European Labour Market Barometer: Hope for an end to the downturn in Europe
Compared to the previous month, the European Labour Market Barometer rose by 1.1 points in February. Standing at 99.3 points, the leading indicator of the European Network of Public Employment Services and the Institute for Employment Research (IAB) thus no longer suggests a significant downturn of the European labour market in the coming months.
"The public employment services in Europe expect the pressure on labour markets to ease with the relaxation of the restrictions after the second Covid wave and the prospect of increasing vaccinations," says IAB head of forecast Enzo Weber, who initiated the European barometer. In the vast majority of participating countries, the outlook improved or at least remained stable. Nevertheless, the European Labour Market Barometer does not point to a recovery of the European labour market yet. In addition, there are risks of a renewed increase in the dynamics of infections, which became clearer after the end of the survey period in mid-February.
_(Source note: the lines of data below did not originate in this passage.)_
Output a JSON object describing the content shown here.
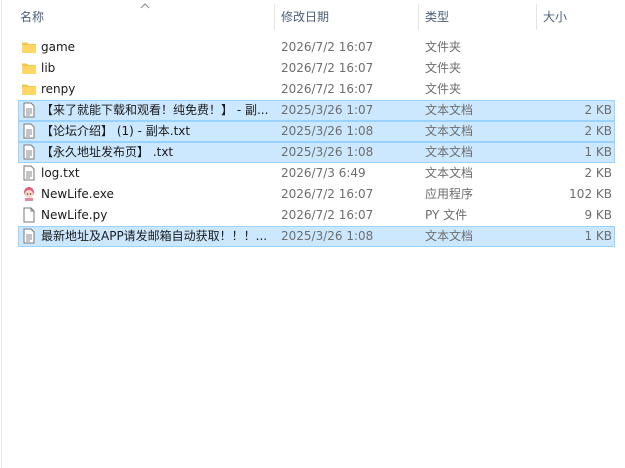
{
  "columns": {
    "name": "名称",
    "date": "修改日期",
    "type": "类型",
    "size": "大小"
  },
  "sort": {
    "column": "name",
    "direction": "ascending",
    "icon": "chevron-up-icon"
  },
  "files": [
    {
      "name": "game",
      "date": "2026/7/2 16:07",
      "type": "文件夹",
      "size": "",
      "icon": "folder-icon",
      "selected": false
    },
    {
      "name": "lib",
      "date": "2026/7/2 16:07",
      "type": "文件夹",
      "size": "",
      "icon": "folder-icon",
      "selected": false
    },
    {
      "name": "renpy",
      "date": "2026/7/2 16:07",
      "type": "文件夹",
      "size": "",
      "icon": "folder-icon",
      "selected": false
    },
    {
      "name": "【来了就能下载和观看！纯免费！】 - 副...",
      "date": "2025/3/26 1:07",
      "type": "文本文档",
      "size": "2 KB",
      "icon": "text-file-icon",
      "selected": true
    },
    {
      "name": "【论坛介绍】 (1) - 副本.txt",
      "date": "2025/3/26 1:08",
      "type": "文本文档",
      "size": "2 KB",
      "icon": "text-file-icon",
      "selected": true
    },
    {
      "name": "【永久地址发布页】 .txt",
      "date": "2025/3/26 1:08",
      "type": "文本文档",
      "size": "1 KB",
      "icon": "text-file-icon",
      "selected": true
    },
    {
      "name": "log.txt",
      "date": "2026/7/3 6:49",
      "type": "文本文档",
      "size": "2 KB",
      "icon": "text-file-icon",
      "selected": false
    },
    {
      "name": "NewLife.exe",
      "date": "2026/7/2 16:07",
      "type": "应用程序",
      "size": "102 KB",
      "icon": "app-icon",
      "selected": false
    },
    {
      "name": "NewLife.py",
      "date": "2026/7/2 16:07",
      "type": "PY 文件",
      "size": "9 KB",
      "icon": "blank-file-icon",
      "selected": false
    },
    {
      "name": "最新地址及APP请发邮箱自动获取！！！...",
      "date": "2025/3/26 1:08",
      "type": "文本文档",
      "size": "1 KB",
      "icon": "text-file-icon",
      "selected": true
    }
  ],
  "colors": {
    "selection_bg": "#cce8ff",
    "selection_border": "#99d1ff",
    "header_text": "#4c607a",
    "folder_yellow": "#ffd766"
  }
}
In February, the European Labour Market Barometer's sub-indicator for the development of employment increased significantly by 1.2 points thus reaching 99.4 points. This is the first time since July 2020 that it lies above the sub-indicator for the development of unemployment figures, which reached a level of 99.1 points after an increase of 0.8 points. "During the Corona crisis, many workers across Europe withdrew from the labour market completely. Now the improved employment outlook gives hope that they can be partially reactivated and that the process is stopped," Weber explains.
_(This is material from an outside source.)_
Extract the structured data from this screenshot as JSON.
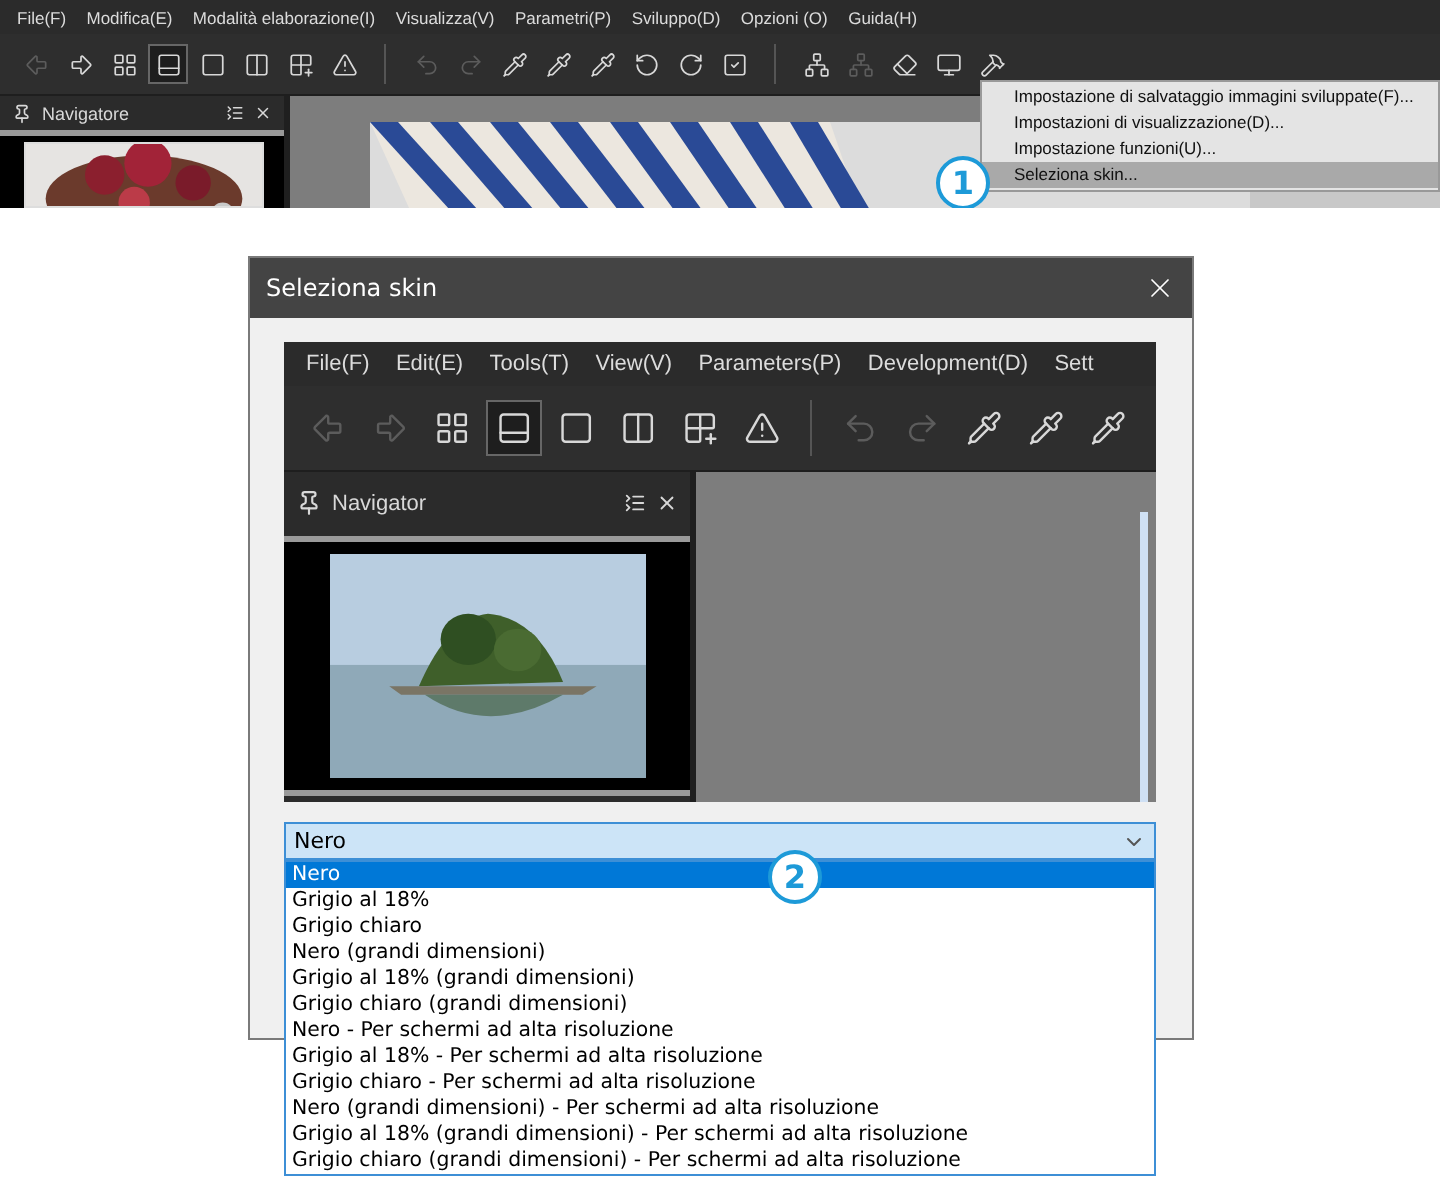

The European Labour Market Barometer is a monthly leading indicator based on a survey among the local or regional employment agencies in 16 participating public employment services. The survey is carried out jointly by the employment services and the IAB since June 2018. Participating countries include Austria, Bulgaria, Cyprus, the Czech Republic, Denmark, Belgium-DG, Belgium-Flanders, Germany, Iceland, Liechtenstein, Lithuania, Luxembourg, Malta, Poland, Portugal, and Belgium-Wallonia. While component A of the barometer signals the development of the seasonally adjusted unemployment figures for the next three months, component B forecasts employment trends. The average of the components "unemployment" and "employment" constitutes the total value of the barometer. This indicator thus provides an outlook on the overall development of the labour market. The scale ranges from 90 (very poor development) to 110 (very good development). First, a barometer score for each of the participating employment services is determined. The European barometer is then derived from these national scores in form of a weighted average.